C.; The Museum of Modern Art and Whitney Museum of American Art, New York; San Francisco Museum of Modern Art; and the Center for Creative Photography, Tucson. RETAILER DISC: TRADEPUBLISHING STATUS: Active AVAILABILITY: In stock William Christenberry is firmly established as a contemporary American master photographer, but no comprehensive overview of his diverse talents is currently in print.

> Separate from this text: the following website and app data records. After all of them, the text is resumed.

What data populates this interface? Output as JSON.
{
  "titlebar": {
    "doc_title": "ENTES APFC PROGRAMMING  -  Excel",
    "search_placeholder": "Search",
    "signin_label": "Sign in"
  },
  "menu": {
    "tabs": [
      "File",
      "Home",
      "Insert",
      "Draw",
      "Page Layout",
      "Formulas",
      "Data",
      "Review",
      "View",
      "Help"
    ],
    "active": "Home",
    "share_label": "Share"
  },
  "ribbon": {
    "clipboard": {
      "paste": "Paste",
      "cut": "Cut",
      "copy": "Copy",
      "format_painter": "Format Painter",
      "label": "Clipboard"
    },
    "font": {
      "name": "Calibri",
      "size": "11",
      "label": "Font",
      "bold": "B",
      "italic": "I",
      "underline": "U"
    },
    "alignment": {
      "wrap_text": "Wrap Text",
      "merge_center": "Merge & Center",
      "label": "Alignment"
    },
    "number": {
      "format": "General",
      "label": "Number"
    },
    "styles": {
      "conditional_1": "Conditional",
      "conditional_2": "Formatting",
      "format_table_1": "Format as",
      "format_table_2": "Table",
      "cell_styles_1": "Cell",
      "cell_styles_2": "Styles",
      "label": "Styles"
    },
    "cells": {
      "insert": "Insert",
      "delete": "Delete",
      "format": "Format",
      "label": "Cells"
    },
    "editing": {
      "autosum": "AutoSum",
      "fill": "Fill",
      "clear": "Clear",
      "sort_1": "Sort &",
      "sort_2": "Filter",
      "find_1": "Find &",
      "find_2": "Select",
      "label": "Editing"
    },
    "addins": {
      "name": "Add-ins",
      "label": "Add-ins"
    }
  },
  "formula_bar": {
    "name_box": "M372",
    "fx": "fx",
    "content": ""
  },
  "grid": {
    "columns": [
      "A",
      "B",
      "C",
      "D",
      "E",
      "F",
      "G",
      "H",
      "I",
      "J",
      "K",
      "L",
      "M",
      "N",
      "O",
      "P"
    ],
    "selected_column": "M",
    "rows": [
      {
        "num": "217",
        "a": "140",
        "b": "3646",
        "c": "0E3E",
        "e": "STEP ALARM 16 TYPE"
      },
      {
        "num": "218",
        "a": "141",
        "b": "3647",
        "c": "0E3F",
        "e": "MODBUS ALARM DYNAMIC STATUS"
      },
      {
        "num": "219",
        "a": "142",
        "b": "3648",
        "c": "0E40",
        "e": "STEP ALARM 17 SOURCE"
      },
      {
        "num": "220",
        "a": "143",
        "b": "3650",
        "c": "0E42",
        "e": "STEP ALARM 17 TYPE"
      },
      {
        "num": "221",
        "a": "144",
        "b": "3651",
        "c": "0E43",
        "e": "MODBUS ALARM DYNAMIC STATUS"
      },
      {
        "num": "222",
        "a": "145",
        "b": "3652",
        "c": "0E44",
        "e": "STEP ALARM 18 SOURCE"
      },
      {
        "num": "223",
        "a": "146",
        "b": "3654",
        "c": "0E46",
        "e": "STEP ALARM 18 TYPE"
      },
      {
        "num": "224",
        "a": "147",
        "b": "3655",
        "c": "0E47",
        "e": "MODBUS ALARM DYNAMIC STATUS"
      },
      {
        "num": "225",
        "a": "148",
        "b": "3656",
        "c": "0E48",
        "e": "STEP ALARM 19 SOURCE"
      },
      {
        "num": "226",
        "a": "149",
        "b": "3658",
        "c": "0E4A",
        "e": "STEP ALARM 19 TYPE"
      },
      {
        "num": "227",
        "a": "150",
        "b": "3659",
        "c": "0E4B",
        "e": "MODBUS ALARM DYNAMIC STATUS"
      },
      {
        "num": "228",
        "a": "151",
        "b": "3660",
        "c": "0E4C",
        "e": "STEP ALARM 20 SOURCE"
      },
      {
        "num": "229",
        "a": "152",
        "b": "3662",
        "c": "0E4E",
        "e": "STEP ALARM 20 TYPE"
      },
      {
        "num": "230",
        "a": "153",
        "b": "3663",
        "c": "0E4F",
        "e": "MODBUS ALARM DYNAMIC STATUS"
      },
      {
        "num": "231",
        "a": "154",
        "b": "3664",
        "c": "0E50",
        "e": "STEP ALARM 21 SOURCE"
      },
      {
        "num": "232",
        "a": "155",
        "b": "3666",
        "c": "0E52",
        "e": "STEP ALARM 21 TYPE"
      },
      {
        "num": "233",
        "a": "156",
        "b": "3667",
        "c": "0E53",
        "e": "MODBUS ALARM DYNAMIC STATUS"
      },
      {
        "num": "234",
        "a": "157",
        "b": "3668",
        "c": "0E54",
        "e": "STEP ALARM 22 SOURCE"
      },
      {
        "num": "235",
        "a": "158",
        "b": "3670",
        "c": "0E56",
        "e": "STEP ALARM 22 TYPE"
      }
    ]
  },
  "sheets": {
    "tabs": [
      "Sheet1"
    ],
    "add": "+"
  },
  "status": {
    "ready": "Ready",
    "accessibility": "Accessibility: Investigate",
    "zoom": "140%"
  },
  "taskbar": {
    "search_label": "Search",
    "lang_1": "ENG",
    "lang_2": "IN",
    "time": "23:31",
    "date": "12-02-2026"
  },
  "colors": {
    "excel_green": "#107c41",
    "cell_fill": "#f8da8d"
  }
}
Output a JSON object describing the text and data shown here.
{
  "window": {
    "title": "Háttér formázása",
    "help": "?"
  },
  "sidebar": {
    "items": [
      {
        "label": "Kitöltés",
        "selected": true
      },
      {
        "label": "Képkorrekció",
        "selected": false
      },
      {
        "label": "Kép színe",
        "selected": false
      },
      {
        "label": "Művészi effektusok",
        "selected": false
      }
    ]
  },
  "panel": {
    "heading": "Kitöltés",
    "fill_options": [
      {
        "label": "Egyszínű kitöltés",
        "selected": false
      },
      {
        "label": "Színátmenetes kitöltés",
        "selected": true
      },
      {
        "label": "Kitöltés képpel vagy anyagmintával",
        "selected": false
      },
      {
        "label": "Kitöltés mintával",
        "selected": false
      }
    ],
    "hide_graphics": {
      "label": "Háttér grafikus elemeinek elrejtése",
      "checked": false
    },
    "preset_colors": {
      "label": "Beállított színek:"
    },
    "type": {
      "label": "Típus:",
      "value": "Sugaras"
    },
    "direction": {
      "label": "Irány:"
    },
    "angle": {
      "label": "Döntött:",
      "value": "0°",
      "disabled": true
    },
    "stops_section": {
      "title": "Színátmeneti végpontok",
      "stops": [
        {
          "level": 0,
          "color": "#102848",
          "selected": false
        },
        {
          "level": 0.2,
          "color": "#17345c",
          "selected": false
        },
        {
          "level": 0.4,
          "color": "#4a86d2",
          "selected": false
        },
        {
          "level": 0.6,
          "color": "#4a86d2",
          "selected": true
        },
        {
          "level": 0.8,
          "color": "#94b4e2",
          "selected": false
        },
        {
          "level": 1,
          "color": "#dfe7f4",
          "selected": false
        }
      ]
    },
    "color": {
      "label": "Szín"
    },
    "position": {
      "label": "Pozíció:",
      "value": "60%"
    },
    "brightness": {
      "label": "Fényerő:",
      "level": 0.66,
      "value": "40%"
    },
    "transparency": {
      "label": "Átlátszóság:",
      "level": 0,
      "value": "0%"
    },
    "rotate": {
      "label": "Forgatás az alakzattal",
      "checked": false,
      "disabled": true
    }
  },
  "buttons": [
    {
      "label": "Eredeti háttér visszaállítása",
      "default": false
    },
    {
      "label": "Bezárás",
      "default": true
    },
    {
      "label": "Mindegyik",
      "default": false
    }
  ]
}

His work was the subject of a major year-long solo exhibition at the Smithsonian American Art Museum in 2006. This 260-page volume--the largest Christenberry overview yet published--corrects this lacuna, offering a thematic survey of his half-century-long career.WSJ Magazine Molly Young The 260-page volume is divided into 13 sections - each dedicated to a recurring theme in Christenberry's works - and covers the range of his career, from early black-and-white photos of interiors clearly influenced by Christenberry's original hero, Evans, to the buildings he returns to annually, including the Bar-B-Q Inn and his grandparents' home in Alabama. It is composed of 13 sections, each devoted to a particular series or theme: the wooden sculptures of Southern houses, cafes and shops; the early, black-and-white, Walker Evans-influenced photographs of Southern interiors, taken in Alabama and Mississippi in the early 60s; documentations of Ku Klux Klan meeting houses and rallies, from the mid-1960s; color photographs of tenant houses in Alabama, from 1961 to 1978; signs in landscapes, ranging from handwritten gas station signs to Klan and corporate signs; graves (which, through Christenberry's lens, emerge as a kind of folk art); churches in Alabama, Delaware and Mississippi, taken between the mid-1960s and the 80s; Alabama street scenes, in towns such as Demopolis, Marion and Greensboro; street scenes in Tennessee (mostly Memphis); Southern landscapes; gas stations, trucks and cars in Alabama; and a selection from Christenberry's famous series of buildings to which he returns annually, photographing them over several decades-the palmist building, the Underground Nite Club, Coleman's Cafe, the Bar-B-Q Inn, the Green Warehouse and the Christenberry family home, near Stewart, Alabama.The New York Times Dana Jennings Alabama pulses deep within the artistic DNA of the photographer William Christenberry, born in Tuscaloosa in 1936. Clement Following in the footsteps and traditions of Walker Evans, James Agee, and William Faulkner, since the 1960s Christenberry (b. William Christenberry (born 1936) has been a professor at the Corcoran College of Art and Design, Washington, D. His work has been the subject of numerous solo exhibitions over the last 40 years, and can be found in numerous permanent collections, including those of the Smithsonian American Art Museum, Washington, D.And these photographs, most taken in Alabama in the 1960s and '70s, tell takes of an older, vanished South from inside that South. 1936) has vividly documented the disappearing rural landscape of the American South, particularly scenes from his youth in Hale County, AL. .00LIST PRICE: CANADA ISBN: 9781938922275PUBLISHER: TF Editores/Fundacin Mapfre/D. C.; The Museum of Modern Art and Whitney Museum of American Art, New York; San Francisco Museum of Modern Art; and the Center for Creative Photography, Tucson.This evocative catalogue to a Spanish exhibition of 300 photographs and a dozen sculptures aims to widen his exposure in Europe. His work was the subject of a major year-long solo exhibition at the Smithsonian American Art Museum in 2006.Christenberry's quietly evocative images capture and recapture (he often photographs the same buildings and locales year after year) the decline, deterioration, and transformation of abandoned tenant-farmer houses and other buildings, country churches and cemeteries, and dilapidated advertising signs.